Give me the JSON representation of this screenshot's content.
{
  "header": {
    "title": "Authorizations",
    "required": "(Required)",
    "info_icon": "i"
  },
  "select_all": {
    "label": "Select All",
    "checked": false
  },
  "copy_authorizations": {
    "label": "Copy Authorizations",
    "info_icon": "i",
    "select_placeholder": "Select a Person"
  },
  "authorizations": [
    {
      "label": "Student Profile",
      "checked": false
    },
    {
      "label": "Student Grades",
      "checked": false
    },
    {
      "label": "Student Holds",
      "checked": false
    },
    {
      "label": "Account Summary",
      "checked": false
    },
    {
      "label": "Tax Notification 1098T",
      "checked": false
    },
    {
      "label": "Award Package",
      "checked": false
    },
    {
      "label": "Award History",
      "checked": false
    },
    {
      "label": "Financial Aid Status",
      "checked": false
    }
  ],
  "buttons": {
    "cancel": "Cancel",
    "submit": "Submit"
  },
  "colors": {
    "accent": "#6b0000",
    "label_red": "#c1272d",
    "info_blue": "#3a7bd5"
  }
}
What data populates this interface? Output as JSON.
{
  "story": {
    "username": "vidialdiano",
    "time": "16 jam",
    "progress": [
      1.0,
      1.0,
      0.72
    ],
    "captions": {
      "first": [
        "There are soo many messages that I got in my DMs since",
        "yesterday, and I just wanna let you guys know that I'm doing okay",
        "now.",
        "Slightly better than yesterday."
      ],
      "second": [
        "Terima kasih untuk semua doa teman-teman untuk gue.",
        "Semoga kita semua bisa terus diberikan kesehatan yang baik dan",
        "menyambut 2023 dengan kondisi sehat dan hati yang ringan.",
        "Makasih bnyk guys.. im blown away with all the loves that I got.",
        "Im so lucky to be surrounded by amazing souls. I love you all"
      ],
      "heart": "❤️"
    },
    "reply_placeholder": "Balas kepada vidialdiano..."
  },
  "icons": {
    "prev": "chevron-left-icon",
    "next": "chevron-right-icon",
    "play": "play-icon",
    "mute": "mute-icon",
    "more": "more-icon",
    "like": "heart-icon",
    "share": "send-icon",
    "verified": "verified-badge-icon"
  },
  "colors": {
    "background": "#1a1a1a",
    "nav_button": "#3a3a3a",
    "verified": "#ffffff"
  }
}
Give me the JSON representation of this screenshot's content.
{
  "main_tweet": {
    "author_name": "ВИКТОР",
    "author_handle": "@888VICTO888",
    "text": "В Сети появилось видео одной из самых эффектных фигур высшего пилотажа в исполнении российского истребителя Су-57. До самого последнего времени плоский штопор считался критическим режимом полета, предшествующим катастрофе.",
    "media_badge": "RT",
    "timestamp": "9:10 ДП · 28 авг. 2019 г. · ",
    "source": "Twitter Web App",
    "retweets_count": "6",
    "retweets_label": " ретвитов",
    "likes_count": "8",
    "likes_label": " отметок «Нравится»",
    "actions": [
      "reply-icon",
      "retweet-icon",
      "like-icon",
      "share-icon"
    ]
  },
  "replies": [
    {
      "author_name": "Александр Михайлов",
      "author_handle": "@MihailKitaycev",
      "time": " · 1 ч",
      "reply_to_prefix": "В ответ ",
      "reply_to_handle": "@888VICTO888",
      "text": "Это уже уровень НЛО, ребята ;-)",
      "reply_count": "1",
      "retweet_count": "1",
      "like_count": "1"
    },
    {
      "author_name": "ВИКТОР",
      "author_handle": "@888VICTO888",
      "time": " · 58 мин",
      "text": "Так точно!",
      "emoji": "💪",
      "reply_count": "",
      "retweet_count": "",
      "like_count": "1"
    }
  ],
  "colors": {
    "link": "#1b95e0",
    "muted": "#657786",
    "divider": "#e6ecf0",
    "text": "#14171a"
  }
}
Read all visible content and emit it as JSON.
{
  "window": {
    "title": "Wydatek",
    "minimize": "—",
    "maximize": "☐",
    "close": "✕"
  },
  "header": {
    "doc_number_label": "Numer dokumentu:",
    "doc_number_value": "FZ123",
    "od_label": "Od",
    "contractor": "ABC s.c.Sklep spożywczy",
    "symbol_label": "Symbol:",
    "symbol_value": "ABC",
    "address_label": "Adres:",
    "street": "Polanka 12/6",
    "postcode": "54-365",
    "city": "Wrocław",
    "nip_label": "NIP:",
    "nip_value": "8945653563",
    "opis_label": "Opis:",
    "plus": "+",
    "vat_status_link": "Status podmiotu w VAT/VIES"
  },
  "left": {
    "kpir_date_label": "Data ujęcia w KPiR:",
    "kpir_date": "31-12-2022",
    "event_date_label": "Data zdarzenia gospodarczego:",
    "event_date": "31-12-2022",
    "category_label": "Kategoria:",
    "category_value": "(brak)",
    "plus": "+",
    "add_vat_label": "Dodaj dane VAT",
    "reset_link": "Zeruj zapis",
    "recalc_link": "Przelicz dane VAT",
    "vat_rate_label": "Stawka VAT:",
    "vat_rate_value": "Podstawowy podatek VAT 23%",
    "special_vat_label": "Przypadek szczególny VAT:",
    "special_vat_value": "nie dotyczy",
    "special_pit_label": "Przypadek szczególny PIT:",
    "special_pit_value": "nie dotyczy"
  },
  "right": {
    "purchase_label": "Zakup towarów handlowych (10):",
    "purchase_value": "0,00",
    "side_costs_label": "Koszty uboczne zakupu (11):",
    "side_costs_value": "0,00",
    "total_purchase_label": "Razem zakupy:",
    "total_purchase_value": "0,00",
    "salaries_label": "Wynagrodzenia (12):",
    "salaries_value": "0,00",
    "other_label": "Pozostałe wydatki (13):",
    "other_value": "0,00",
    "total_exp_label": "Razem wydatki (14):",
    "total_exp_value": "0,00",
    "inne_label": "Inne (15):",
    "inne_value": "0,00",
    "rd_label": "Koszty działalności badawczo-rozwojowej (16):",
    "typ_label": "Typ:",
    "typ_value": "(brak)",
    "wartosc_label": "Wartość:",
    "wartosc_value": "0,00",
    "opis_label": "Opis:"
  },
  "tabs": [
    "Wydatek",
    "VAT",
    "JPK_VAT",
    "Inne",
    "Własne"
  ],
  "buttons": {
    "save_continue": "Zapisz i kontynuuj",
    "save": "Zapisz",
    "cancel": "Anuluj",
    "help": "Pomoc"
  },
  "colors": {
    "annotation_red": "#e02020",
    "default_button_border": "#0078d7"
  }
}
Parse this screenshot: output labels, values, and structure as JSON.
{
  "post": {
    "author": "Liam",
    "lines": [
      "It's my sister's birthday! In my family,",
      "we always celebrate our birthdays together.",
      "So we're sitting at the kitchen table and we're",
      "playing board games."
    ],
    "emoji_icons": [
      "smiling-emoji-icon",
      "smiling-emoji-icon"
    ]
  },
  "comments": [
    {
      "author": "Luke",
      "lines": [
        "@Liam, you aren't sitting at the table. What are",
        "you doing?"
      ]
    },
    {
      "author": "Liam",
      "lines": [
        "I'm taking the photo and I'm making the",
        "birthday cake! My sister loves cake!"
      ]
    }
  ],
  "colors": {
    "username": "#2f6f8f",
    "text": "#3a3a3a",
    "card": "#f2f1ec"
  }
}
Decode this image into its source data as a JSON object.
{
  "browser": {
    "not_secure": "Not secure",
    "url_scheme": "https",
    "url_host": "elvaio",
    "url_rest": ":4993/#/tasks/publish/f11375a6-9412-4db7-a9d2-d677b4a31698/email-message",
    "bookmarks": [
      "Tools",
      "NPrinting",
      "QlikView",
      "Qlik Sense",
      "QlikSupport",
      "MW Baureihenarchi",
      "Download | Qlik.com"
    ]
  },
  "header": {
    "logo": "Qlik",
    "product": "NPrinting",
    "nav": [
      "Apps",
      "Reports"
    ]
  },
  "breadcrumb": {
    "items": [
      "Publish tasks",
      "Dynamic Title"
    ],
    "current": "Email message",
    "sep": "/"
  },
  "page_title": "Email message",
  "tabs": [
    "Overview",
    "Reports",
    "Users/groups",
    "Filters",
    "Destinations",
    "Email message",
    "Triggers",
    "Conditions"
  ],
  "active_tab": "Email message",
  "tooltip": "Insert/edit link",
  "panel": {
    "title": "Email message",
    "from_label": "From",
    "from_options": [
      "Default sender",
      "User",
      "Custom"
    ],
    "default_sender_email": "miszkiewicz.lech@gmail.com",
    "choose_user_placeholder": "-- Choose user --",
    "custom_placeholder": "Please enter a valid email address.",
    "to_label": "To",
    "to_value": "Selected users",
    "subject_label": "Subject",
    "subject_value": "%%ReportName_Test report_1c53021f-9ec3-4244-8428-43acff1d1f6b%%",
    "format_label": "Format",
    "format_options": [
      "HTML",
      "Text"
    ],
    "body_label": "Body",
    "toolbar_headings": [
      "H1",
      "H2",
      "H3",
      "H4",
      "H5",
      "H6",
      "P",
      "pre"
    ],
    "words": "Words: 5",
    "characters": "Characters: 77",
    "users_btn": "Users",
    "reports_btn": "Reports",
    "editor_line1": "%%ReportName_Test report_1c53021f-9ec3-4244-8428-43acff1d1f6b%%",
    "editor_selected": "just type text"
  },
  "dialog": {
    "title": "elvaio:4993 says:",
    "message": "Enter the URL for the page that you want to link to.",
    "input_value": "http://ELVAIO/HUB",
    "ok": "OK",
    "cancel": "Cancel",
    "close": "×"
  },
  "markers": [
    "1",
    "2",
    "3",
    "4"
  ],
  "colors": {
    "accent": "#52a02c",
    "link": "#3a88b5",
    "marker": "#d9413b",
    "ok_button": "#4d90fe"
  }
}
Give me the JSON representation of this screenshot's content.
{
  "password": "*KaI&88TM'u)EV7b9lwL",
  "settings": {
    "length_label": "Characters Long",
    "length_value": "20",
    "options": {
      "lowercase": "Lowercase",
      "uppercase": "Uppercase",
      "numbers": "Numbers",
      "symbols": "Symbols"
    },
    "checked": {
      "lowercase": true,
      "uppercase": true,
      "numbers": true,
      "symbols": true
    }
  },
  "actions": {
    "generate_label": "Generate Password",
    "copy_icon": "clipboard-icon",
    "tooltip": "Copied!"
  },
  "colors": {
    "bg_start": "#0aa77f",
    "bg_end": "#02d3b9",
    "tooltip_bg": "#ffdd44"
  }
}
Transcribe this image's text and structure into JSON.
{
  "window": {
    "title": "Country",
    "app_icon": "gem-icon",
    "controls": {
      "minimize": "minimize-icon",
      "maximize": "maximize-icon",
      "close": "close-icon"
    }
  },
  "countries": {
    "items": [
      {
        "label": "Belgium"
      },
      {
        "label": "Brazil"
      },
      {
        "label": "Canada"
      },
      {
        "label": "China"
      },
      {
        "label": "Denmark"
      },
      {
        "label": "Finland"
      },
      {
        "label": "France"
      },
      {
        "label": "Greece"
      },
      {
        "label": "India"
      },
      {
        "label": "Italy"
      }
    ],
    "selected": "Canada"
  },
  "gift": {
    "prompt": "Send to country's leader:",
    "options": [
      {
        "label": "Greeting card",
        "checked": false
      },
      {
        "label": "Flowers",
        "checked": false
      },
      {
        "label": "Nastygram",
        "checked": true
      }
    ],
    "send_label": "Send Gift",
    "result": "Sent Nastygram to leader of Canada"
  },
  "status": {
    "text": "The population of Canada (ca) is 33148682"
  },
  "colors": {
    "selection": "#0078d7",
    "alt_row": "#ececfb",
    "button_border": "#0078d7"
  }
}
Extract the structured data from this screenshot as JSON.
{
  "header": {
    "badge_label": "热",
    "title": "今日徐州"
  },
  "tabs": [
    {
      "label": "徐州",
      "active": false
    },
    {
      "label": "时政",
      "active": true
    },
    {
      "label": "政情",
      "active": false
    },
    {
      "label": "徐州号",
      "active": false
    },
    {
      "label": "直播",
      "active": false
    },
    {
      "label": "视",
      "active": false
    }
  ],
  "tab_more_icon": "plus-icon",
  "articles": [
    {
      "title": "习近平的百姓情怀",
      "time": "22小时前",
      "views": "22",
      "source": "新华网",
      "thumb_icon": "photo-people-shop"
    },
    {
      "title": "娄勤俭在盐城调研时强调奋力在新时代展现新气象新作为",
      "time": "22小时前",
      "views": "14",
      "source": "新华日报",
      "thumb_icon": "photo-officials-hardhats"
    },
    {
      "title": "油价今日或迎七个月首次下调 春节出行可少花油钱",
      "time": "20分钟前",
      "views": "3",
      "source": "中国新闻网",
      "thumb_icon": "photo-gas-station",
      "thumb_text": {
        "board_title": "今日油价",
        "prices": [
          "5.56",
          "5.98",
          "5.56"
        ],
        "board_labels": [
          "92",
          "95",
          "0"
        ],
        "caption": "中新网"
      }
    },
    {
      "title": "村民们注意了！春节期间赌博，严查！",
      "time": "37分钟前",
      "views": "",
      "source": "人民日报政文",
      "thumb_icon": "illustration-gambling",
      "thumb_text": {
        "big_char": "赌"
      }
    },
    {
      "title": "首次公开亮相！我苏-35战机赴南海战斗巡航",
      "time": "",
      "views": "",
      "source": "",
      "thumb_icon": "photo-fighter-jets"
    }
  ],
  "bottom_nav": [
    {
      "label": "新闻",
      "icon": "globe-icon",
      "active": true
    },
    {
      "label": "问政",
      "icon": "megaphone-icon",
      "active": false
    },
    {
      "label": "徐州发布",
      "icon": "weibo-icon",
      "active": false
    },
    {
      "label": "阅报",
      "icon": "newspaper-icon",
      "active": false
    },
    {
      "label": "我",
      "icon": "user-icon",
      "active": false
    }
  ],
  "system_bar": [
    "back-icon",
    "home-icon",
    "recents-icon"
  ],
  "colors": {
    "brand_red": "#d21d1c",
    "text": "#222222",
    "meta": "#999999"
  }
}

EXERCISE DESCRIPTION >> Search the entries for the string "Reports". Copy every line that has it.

TASK OUTPUT >>
      "Reports"
    "Reports",
    "reports_btn": "Reports",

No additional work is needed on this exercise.